__WHAT THE TASK REQUIRES__.
What follows is a block of records; restate each one word for word.

__EXERCISE MATERIALS__.
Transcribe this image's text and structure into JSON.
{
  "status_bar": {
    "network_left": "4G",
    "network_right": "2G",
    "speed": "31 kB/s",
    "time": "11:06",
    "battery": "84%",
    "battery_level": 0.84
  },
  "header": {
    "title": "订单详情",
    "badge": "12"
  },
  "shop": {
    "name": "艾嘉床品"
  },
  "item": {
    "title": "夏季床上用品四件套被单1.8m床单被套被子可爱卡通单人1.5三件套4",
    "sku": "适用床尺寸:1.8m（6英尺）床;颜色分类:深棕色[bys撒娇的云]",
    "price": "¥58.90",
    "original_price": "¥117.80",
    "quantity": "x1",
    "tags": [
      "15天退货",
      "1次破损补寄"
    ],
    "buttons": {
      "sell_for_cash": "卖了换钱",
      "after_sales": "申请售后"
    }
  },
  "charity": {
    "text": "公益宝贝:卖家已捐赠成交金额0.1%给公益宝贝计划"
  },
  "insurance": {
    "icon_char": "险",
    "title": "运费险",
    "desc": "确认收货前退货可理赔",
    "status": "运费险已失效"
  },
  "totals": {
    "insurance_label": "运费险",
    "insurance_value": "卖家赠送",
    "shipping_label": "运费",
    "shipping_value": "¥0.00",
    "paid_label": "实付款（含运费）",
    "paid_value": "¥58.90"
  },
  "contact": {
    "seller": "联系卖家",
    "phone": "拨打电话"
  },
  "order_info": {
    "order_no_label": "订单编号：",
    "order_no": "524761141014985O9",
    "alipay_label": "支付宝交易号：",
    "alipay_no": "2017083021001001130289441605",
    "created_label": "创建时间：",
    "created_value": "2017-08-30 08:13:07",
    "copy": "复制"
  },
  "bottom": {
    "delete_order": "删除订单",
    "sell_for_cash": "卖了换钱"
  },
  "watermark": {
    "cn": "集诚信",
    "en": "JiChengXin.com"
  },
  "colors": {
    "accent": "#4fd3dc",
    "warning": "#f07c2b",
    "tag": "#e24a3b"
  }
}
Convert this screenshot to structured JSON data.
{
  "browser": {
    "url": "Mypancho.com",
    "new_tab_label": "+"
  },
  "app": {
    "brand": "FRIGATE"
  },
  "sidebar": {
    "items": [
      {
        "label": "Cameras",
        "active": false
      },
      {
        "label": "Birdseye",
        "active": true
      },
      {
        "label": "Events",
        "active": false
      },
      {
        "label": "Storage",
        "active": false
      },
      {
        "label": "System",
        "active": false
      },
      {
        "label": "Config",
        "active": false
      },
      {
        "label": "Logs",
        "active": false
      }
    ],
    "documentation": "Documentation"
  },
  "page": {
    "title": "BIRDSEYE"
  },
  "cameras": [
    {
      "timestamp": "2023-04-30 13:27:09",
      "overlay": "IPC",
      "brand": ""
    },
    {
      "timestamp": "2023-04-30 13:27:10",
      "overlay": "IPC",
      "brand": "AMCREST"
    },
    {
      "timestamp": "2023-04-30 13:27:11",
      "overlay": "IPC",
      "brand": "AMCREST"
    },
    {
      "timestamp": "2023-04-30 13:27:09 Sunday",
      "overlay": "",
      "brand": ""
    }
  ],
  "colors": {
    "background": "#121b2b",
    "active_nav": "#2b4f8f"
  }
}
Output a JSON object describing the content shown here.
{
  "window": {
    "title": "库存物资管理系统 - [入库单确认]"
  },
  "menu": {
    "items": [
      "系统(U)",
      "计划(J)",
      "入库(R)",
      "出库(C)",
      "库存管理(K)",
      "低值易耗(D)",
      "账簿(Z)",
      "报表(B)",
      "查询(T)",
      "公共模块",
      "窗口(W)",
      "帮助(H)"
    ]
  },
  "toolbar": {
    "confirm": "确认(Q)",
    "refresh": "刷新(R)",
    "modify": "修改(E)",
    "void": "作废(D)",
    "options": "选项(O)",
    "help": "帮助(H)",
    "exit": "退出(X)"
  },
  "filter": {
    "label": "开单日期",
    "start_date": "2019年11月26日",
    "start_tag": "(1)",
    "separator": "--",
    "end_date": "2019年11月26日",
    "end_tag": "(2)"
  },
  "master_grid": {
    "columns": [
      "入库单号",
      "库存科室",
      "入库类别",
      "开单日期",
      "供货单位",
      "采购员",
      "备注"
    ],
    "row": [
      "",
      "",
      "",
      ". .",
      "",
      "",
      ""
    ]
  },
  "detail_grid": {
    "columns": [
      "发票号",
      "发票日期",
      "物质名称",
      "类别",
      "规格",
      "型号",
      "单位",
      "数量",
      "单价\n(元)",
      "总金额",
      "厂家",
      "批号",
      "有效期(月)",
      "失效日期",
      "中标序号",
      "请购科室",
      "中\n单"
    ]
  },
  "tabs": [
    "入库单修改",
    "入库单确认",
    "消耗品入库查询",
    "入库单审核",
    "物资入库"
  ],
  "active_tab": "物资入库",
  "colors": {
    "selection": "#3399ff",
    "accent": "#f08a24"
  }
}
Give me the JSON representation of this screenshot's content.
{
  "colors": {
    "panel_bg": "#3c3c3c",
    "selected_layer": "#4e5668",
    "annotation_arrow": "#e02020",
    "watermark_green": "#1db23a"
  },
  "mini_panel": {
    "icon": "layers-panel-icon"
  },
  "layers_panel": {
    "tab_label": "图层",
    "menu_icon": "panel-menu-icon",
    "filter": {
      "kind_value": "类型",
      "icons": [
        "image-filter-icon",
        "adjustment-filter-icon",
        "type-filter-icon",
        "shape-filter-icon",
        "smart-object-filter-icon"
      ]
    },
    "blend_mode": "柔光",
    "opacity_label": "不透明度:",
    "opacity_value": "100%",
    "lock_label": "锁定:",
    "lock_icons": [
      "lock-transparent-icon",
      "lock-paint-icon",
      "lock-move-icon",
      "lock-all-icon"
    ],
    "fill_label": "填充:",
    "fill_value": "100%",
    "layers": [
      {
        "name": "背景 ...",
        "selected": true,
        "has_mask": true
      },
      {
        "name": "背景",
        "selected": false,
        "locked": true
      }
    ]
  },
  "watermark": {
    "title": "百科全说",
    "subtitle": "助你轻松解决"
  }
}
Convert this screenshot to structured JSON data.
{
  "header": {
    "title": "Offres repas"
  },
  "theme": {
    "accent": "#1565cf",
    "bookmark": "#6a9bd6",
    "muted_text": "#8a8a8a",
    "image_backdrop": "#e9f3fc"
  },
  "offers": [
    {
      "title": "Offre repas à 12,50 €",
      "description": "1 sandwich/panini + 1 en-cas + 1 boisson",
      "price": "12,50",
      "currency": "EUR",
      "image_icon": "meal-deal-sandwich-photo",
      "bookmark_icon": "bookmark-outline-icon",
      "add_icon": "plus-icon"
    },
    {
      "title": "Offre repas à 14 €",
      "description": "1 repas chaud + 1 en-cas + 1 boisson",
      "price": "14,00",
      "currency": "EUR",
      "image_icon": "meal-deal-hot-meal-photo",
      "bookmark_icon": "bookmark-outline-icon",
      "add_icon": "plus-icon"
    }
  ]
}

__TASK OUTPUT__.
Transcribe this image's text and structure into JSON.
{
  "status_bar": {
    "network_left": "4G",
    "network_right": "2G",
    "speed": "31 kB/s",
    "time": "11:06",
    "battery": "84%",
    "battery_level": 0.84
  },
  "header": {
    "title": "订单详情",
    "badge": "12"
  },
  "shop": {
    "name": "艾嘉床品"
  },
  "item": {
    "title": "夏季床上用品四件套被单1.8m床单被套被子可爱卡通单人1.5三件套4",
    "sku": "适用床尺寸:1.8m（6英尺）床;颜色分类:深棕色[bys撒娇的云]",
    "price": "¥58.90",
    "original_price": "¥117.80",
    "quantity": "x1",
    "tags": [
      "15天退货",
      "1次破损补寄"
    ],
    "buttons": {
      "sell_for_cash": "卖了换钱",
      "after_sales": "申请售后"
    }
  },
  "charity": {
    "text": "公益宝贝:卖家已捐赠成交金额0.1%给公益宝贝计划"
  },
  "insurance": {
    "icon_char": "险",
    "title": "运费险",
    "desc": "确认收货前退货可理赔",
    "status": "运费险已失效"
  },
  "totals": {
    "insurance_label": "运费险",
    "insurance_value": "卖家赠送",
    "shipping_label": "运费",
    "shipping_value": "¥0.00",
    "paid_label": "实付款（含运费）",
    "paid_value": "¥58.90"
  },
  "contact": {
    "seller": "联系卖家",
    "phone": "拨打电话"
  },
  "order_info": {
    "order_no_label": "订单编号：",
    "order_no": "524761141014985O9",
    "alipay_label": "支付宝交易号：",
    "alipay_no": "2017083021001001130289441605",
    "created_label": "创建时间：",
    "created_value": "2017-08-30 08:13:07",
    "copy": "复制"
  },
  "bottom": {
    "delete_order": "删除订单",
    "sell_for_cash": "卖了换钱"
  },
  "watermark": {
    "cn": "集诚信",
    "en": "JiChengXin.com"
  },
  "colors": {
    "accent": "#4fd3dc",
    "warning": "#f07c2b",
    "tag": "#e24a3b"
  }
}
Convert this screenshot to structured JSON data.
{
  "browser": {
    "url": "Mypancho.com",
    "new_tab_label": "+"
  },
  "app": {
    "brand": "FRIGATE"
  },
  "sidebar": {
    "items": [
      {
        "label": "Cameras",
        "active": false
      },
      {
        "label": "Birdseye",
        "active": true
      },
      {
        "label": "Events",
        "active": false
      },
      {
        "label": "Storage",
        "active": false
      },
      {
        "label": "System",
        "active": false
      },
      {
        "label": "Config",
        "active": false
      },
      {
        "label": "Logs",
        "active": false
      }
    ],
    "documentation": "Documentation"
  },
  "page": {
    "title": "BIRDSEYE"
  },
  "cameras": [
    {
      "timestamp": "2023-04-30 13:27:09",
      "overlay": "IPC",
      "brand": ""
    },
    {
      "timestamp": "2023-04-30 13:27:10",
      "overlay": "IPC",
      "brand": "AMCREST"
    },
    {
      "timestamp": "2023-04-30 13:27:11",
      "overlay": "IPC",
      "brand": "AMCREST"
    },
    {
      "timestamp": "2023-04-30 13:27:09 Sunday",
      "overlay": "",
      "brand": ""
    }
  ],
  "colors": {
    "background": "#121b2b",
    "active_nav": "#2b4f8f"
  }
}
Output a JSON object describing the content shown here.
{
  "window": {
    "title": "库存物资管理系统 - [入库单确认]"
  },
  "menu": {
    "items": [
      "系统(U)",
      "计划(J)",
      "入库(R)",
      "出库(C)",
      "库存管理(K)",
      "低值易耗(D)",
      "账簿(Z)",
      "报表(B)",
      "查询(T)",
      "公共模块",
      "窗口(W)",
      "帮助(H)"
    ]
  },
  "toolbar": {
    "confirm": "确认(Q)",
    "refresh": "刷新(R)",
    "modify": "修改(E)",
    "void": "作废(D)",
    "options": "选项(O)",
    "help": "帮助(H)",
    "exit": "退出(X)"
  },
  "filter": {
    "label": "开单日期",
    "start_date": "2019年11月26日",
    "start_tag": "(1)",
    "separator": "--",
    "end_date": "2019年11月26日",
    "end_tag": "(2)"
  },
  "master_grid": {
    "columns": [
      "入库单号",
      "库存科室",
      "入库类别",
      "开单日期",
      "供货单位",
      "采购员",
      "备注"
    ],
    "row": [
      "",
      "",
      "",
      ". .",
      "",
      "",
      ""
    ]
  },
  "detail_grid": {
    "columns": [
      "发票号",
      "发票日期",
      "物质名称",
      "类别",
      "规格",
      "型号",
      "单位",
      "数量",
      "单价\n(元)",
      "总金额",
      "厂家",
      "批号",
      "有效期(月)",
      "失效日期",
      "中标序号",
      "请购科室",
      "中\n单"
    ]
  },
  "tabs": [
    "入库单修改",
    "入库单确认",
    "消耗品入库查询",
    "入库单审核",
    "物资入库"
  ],
  "active_tab": "物资入库",
  "colors": {
    "selection": "#3399ff",
    "accent": "#f08a24"
  }
}
Give me the JSON representation of this screenshot's content.
{
  "colors": {
    "panel_bg": "#3c3c3c",
    "selected_layer": "#4e5668",
    "annotation_arrow": "#e02020",
    "watermark_green": "#1db23a"
  },
  "mini_panel": {
    "icon": "layers-panel-icon"
  },
  "layers_panel": {
    "tab_label": "图层",
    "menu_icon": "panel-menu-icon",
    "filter": {
      "kind_value": "类型",
      "icons": [
        "image-filter-icon",
        "adjustment-filter-icon",
        "type-filter-icon",
        "shape-filter-icon",
        "smart-object-filter-icon"
      ]
    },
    "blend_mode": "柔光",
    "opacity_label": "不透明度:",
    "opacity_value": "100%",
    "lock_label": "锁定:",
    "lock_icons": [
      "lock-transparent-icon",
      "lock-paint-icon",
      "lock-move-icon",
      "lock-all-icon"
    ],
    "fill_label": "填充:",
    "fill_value": "100%",
    "layers": [
      {
        "name": "背景 ...",
        "selected": true,
        "has_mask": true
      },
      {
        "name": "背景",
        "selected": false,
        "locked": true
      }
    ]
  },
  "watermark": {
    "title": "百科全说",
    "subtitle": "助你轻松解决"
  }
}
Convert this screenshot to structured JSON data.
{
  "header": {
    "title": "Offres repas"
  },
  "theme": {
    "accent": "#1565cf",
    "bookmark": "#6a9bd6",
    "muted_text": "#8a8a8a",
    "image_backdrop": "#e9f3fc"
  },
  "offers": [
    {
      "title": "Offre repas à 12,50 €",
      "description": "1 sandwich/panini + 1 en-cas + 1 boisson",
      "price": "12,50",
      "currency": "EUR",
      "image_icon": "meal-deal-sandwich-photo",
      "bookmark_icon": "bookmark-outline-icon",
      "add_icon": "plus-icon"
    },
    {
      "title": "Offre repas à 14 €",
      "description": "1 repas chaud + 1 en-cas + 1 boisson",
      "price": "14,00",
      "currency": "EUR",
      "image_icon": "meal-deal-hot-meal-photo",
      "bookmark_icon": "bookmark-outline-icon",
      "add_icon": "plus-icon"
    }
  ]
}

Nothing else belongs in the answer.